THE DATA START

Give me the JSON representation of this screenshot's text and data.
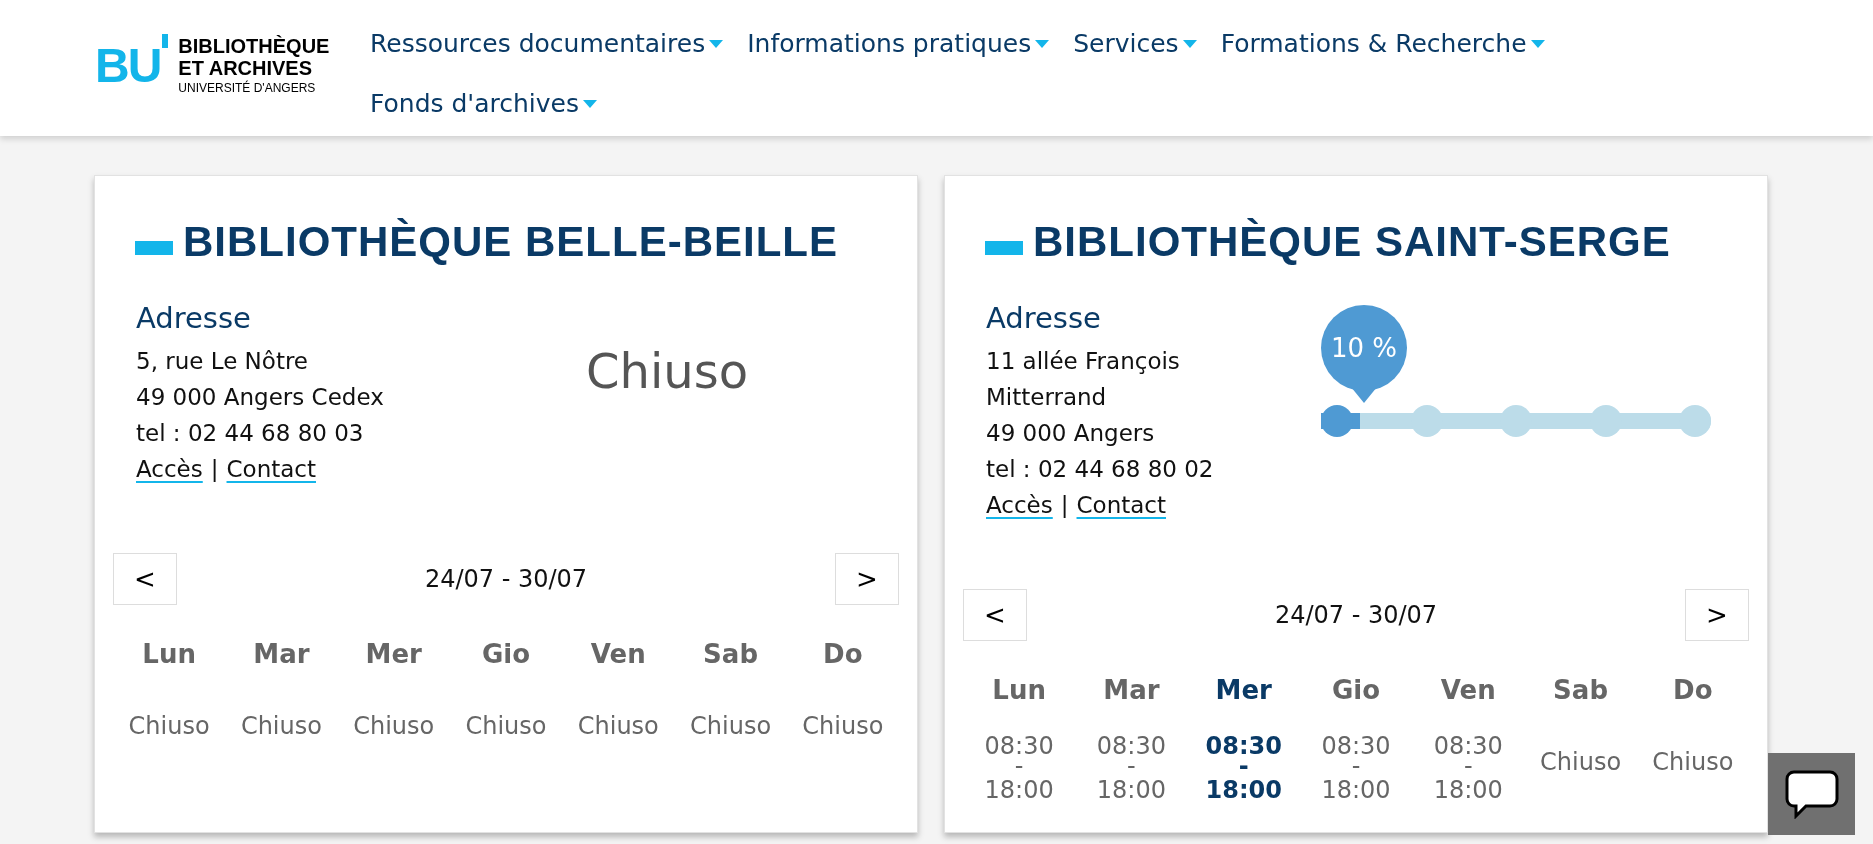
{
  "logo": {
    "mark": "BU",
    "lines": [
      "BIBLIOTHÈQUE",
      "ET ARCHIVES",
      "UNIVERSITÉ D'ANGERS"
    ]
  },
  "nav": [
    {
      "label": "Ressources documentaires"
    },
    {
      "label": "Informations pratiques"
    },
    {
      "label": "Services"
    },
    {
      "label": "Formations & Recherche"
    },
    {
      "label": "Fonds d'archives"
    }
  ],
  "libraries": [
    {
      "title": "BIBLIOTHÈQUE BELLE-BEILLE",
      "address_label": "Adresse",
      "address_lines": [
        "5, rue Le Nôtre",
        "49 000 Angers Cedex",
        "tel : 02 44 68 80 03"
      ],
      "links": [
        "Accès",
        "Contact"
      ],
      "link_separator": "|",
      "status": {
        "kind": "text",
        "text": "Chiuso"
      },
      "week": {
        "prev": "<",
        "range": "24/07 - 30/07",
        "next": ">"
      },
      "days": [
        {
          "name": "Lun",
          "selected": false,
          "kind": "closed",
          "text": "Chiuso"
        },
        {
          "name": "Mar",
          "selected": false,
          "kind": "closed",
          "text": "Chiuso"
        },
        {
          "name": "Mer",
          "selected": false,
          "kind": "closed",
          "text": "Chiuso"
        },
        {
          "name": "Gio",
          "selected": false,
          "kind": "closed",
          "text": "Chiuso"
        },
        {
          "name": "Ven",
          "selected": false,
          "kind": "closed",
          "text": "Chiuso"
        },
        {
          "name": "Sab",
          "selected": false,
          "kind": "closed",
          "text": "Chiuso"
        },
        {
          "name": "Do",
          "selected": false,
          "kind": "closed",
          "text": "Chiuso"
        }
      ]
    },
    {
      "title": "BIBLIOTHÈQUE SAINT-SERGE",
      "address_label": "Adresse",
      "address_lines": [
        "11 allée François",
        "Mitterrand",
        "49 000 Angers",
        "tel : 02 44 68 80 02"
      ],
      "links": [
        "Accès",
        "Contact"
      ],
      "link_separator": "|",
      "status": {
        "kind": "gauge",
        "level": 0.1,
        "reading": "10 %"
      },
      "week": {
        "prev": "<",
        "range": "24/07 - 30/07",
        "next": ">"
      },
      "days": [
        {
          "name": "Lun",
          "selected": false,
          "kind": "hours",
          "open": "08:30",
          "sep": "-",
          "close": "18:00"
        },
        {
          "name": "Mar",
          "selected": false,
          "kind": "hours",
          "open": "08:30",
          "sep": "-",
          "close": "18:00"
        },
        {
          "name": "Mer",
          "selected": true,
          "kind": "hours",
          "open": "08:30",
          "sep": "-",
          "close": "18:00"
        },
        {
          "name": "Gio",
          "selected": false,
          "kind": "hours",
          "open": "08:30",
          "sep": "-",
          "close": "18:00"
        },
        {
          "name": "Ven",
          "selected": false,
          "kind": "hours",
          "open": "08:30",
          "sep": "-",
          "close": "18:00"
        },
        {
          "name": "Sab",
          "selected": false,
          "kind": "closed",
          "text": "Chiuso"
        },
        {
          "name": "Do",
          "selected": false,
          "kind": "closed",
          "text": "Chiuso"
        }
      ]
    }
  ]
}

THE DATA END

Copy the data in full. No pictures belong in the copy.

▸ RESULT OF THIS EXERCISE
Give me the JSON representation of this screenshot's text and data.
{
  "logo": {
    "mark": "BU",
    "lines": [
      "BIBLIOTHÈQUE",
      "ET ARCHIVES",
      "UNIVERSITÉ D'ANGERS"
    ]
  },
  "nav": [
    {
      "label": "Ressources documentaires"
    },
    {
      "label": "Informations pratiques"
    },
    {
      "label": "Services"
    },
    {
      "label": "Formations & Recherche"
    },
    {
      "label": "Fonds d'archives"
    }
  ],
  "libraries": [
    {
      "title": "BIBLIOTHÈQUE BELLE-BEILLE",
      "address_label": "Adresse",
      "address_lines": [
        "5, rue Le Nôtre",
        "49 000 Angers Cedex",
        "tel : 02 44 68 80 03"
      ],
      "links": [
        "Accès",
        "Contact"
      ],
      "link_separator": "|",
      "status": {
        "kind": "text",
        "text": "Chiuso"
      },
      "week": {
        "prev": "<",
        "range": "24/07 - 30/07",
        "next": ">"
      },
      "days": [
        {
          "name": "Lun",
          "selected": false,
          "kind": "closed",
          "text": "Chiuso"
        },
        {
          "name": "Mar",
          "selected": false,
          "kind": "closed",
          "text": "Chiuso"
        },
        {
          "name": "Mer",
          "selected": false,
          "kind": "closed",
          "text": "Chiuso"
        },
        {
          "name": "Gio",
          "selected": false,
          "kind": "closed",
          "text": "Chiuso"
        },
        {
          "name": "Ven",
          "selected": false,
          "kind": "closed",
          "text": "Chiuso"
        },
        {
          "name": "Sab",
          "selected": false,
          "kind": "closed",
          "text": "Chiuso"
        },
        {
          "name": "Do",
          "selected": false,
          "kind": "closed",
          "text": "Chiuso"
        }
      ]
    },
    {
      "title": "BIBLIOTHÈQUE SAINT-SERGE",
      "address_label": "Adresse",
      "address_lines": [
        "11 allée François",
        "Mitterrand",
        "49 000 Angers",
        "tel : 02 44 68 80 02"
      ],
      "links": [
        "Accès",
        "Contact"
      ],
      "link_separator": "|",
      "status": {
        "kind": "gauge",
        "level": 0.1,
        "reading": "10 %"
      },
      "week": {
        "prev": "<",
        "range": "24/07 - 30/07",
        "next": ">"
      },
      "days": [
        {
          "name": "Lun",
          "selected": false,
          "kind": "hours",
          "open": "08:30",
          "sep": "-",
          "close": "18:00"
        },
        {
          "name": "Mar",
          "selected": false,
          "kind": "hours",
          "open": "08:30",
          "sep": "-",
          "close": "18:00"
        },
        {
          "name": "Mer",
          "selected": true,
          "kind": "hours",
          "open": "08:30",
          "sep": "-",
          "close": "18:00"
        },
        {
          "name": "Gio",
          "selected": false,
          "kind": "hours",
          "open": "08:30",
          "sep": "-",
          "close": "18:00"
        },
        {
          "name": "Ven",
          "selected": false,
          "kind": "hours",
          "open": "08:30",
          "sep": "-",
          "close": "18:00"
        },
        {
          "name": "Sab",
          "selected": false,
          "kind": "closed",
          "text": "Chiuso"
        },
        {
          "name": "Do",
          "selected": false,
          "kind": "closed",
          "text": "Chiuso"
        }
      ]
    }
  ]
}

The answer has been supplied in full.